Tips for Managing Interns

In our intern series, we’ve covered the advertising and the interviewing. Now let’s talk about what to do with an intern once you have one. If you’ve followed our previous tips, hopefully you’ve got a great intern (interns?) that will benefit from working at your company. Here are some tips for managing your summer help crew.

First, map out expectations and goals when the intern arrives at the beginning of the summer. The intern’s manager (more on this below) should outline company policies and expectations, and follow up on the goals that were discussed in the interview process. Any summer-long projects should be discussed at this time, and the intern should share his/her goals for the internship.
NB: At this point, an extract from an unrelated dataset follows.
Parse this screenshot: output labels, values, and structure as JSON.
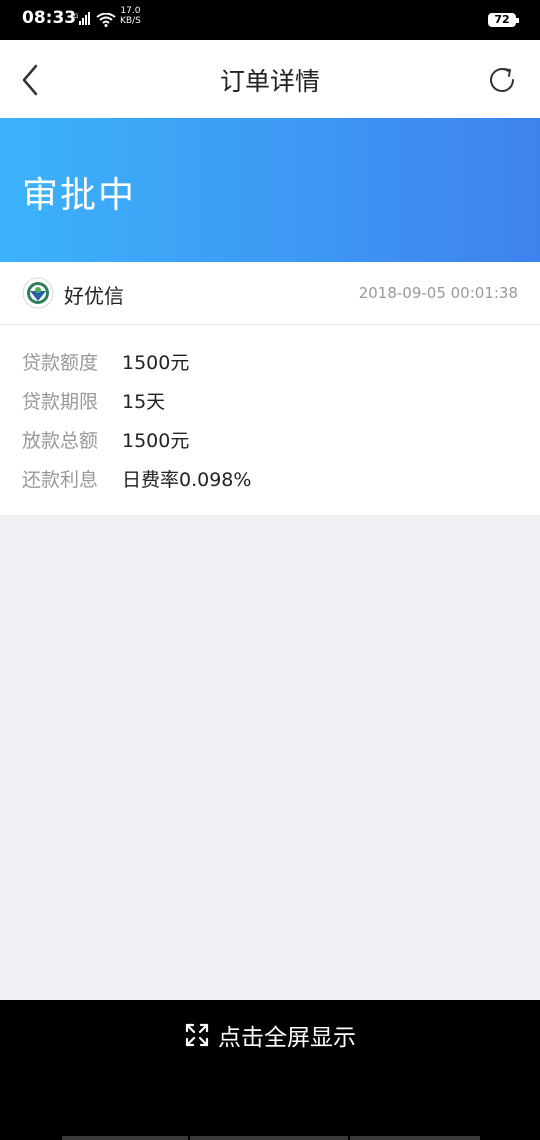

This process should be headed up by the dedicated manager for your summer help. Like any employee, an intern should know who their boss is. Throughout the summer, the manager should be in charge of training, tracking an intern’s progress, and providing constructive criticism. A dedicated boss will also provide valuable work experience for the intern. This manager jokes that some interns need to learn the difference between a parent and a boss (i.e. young workers often don’t know how to deal with a boss and you can teach them).

It is also important to give other employees a heads up on the summer help situation. This can be as simple as an email: introduce the intern, and explain what exactly he/she will be doing during their time at the company. Inform the employees of proper behavior towards the intern (is it okay to make them go get coffee?) and perhaps share some of the intern’s goals for the summer. If the intern really wants to learn about a specific part of your company, employees in that department should have a heads up about the teaching opportunity.

Once the summer begins, it is important to stick to the expectations that you have established. Just as you would with any employee, hold your intern accountable by providing direct and honest feedback on their work. However, keep your intern’s goals in mind as you provide your feedback. They are here as part of a learning experience, so take some extra time to teach skills and give context for what they are working towards.

Finally, have some fun with your summer help. Everyone at the office will love an excuse to get out the popcorn machine, roll out the ping pong table, or have a welcome picnic for the interns. These activities will keep your interns—and everyone else—relaxed and motivated.

How do you manage your summer help? Does anyone manage multiple interns? Spark a conversation below!

IMAGE: Courtesy of Flickr by Samuel Mann